To do: Return the data exactly, with all pictures removed.

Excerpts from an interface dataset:
______
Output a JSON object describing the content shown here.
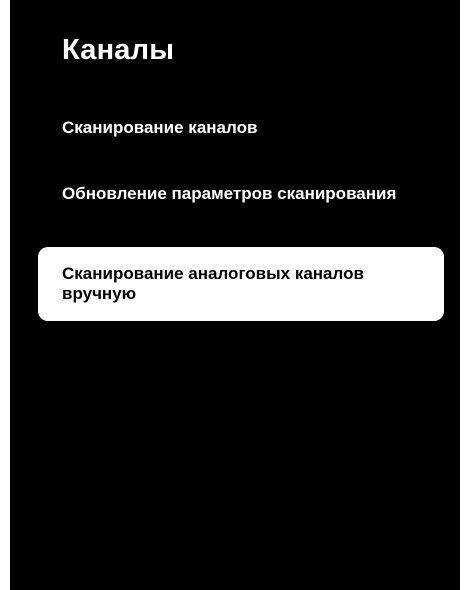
{
  "screen": {
    "title": "Каналы",
    "menu": {
      "items": [
        {
          "label": "Сканирование каналов",
          "selected": false
        },
        {
          "label": "Обновление параметров сканирования",
          "selected": false
        },
        {
          "label": "Сканирование аналоговых каналов вручную",
          "selected": true
        }
      ]
    },
    "colors": {
      "background": "#000000",
      "text": "#ffffff",
      "highlight_background": "#ffffff",
      "highlight_text": "#000000"
    }
  }
}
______
Answer for the task:
Output a JSON object describing the content shown here.
{
  "screen": {
    "title": "Каналы",
    "menu": {
      "items": [
        {
          "label": "Сканирование каналов",
          "selected": false
        },
        {
          "label": "Обновление параметров сканирования",
          "selected": false
        },
        {
          "label": "Сканирование аналоговых каналов вручную",
          "selected": true
        }
      ]
    },
    "colors": {
      "background": "#000000",
      "text": "#ffffff",
      "highlight_background": "#ffffff",
      "highlight_text": "#000000"
    }
  }
}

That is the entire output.